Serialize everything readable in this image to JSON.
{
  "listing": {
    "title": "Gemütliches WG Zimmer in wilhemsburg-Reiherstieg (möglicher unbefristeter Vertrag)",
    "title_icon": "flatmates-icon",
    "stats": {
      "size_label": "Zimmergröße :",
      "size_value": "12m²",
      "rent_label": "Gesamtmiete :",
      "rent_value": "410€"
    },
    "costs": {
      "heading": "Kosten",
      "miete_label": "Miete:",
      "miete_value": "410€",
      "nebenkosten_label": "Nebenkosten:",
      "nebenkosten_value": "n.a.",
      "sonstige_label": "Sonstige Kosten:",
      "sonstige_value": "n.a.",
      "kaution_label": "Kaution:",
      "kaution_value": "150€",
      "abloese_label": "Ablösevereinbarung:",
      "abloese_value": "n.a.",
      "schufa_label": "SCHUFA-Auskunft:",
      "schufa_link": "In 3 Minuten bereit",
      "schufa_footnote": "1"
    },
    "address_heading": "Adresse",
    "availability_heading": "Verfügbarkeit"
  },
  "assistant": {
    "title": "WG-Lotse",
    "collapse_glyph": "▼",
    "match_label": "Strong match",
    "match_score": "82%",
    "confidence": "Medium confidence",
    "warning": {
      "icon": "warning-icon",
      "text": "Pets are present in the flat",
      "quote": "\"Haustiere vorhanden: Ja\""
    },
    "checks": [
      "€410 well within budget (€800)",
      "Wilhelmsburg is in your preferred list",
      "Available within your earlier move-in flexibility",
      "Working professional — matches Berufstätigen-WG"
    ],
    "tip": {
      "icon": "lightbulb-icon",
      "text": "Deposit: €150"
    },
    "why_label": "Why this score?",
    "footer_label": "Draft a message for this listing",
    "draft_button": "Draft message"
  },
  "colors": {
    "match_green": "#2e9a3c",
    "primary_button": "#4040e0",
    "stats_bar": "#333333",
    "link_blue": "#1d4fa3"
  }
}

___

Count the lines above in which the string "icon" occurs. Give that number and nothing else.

3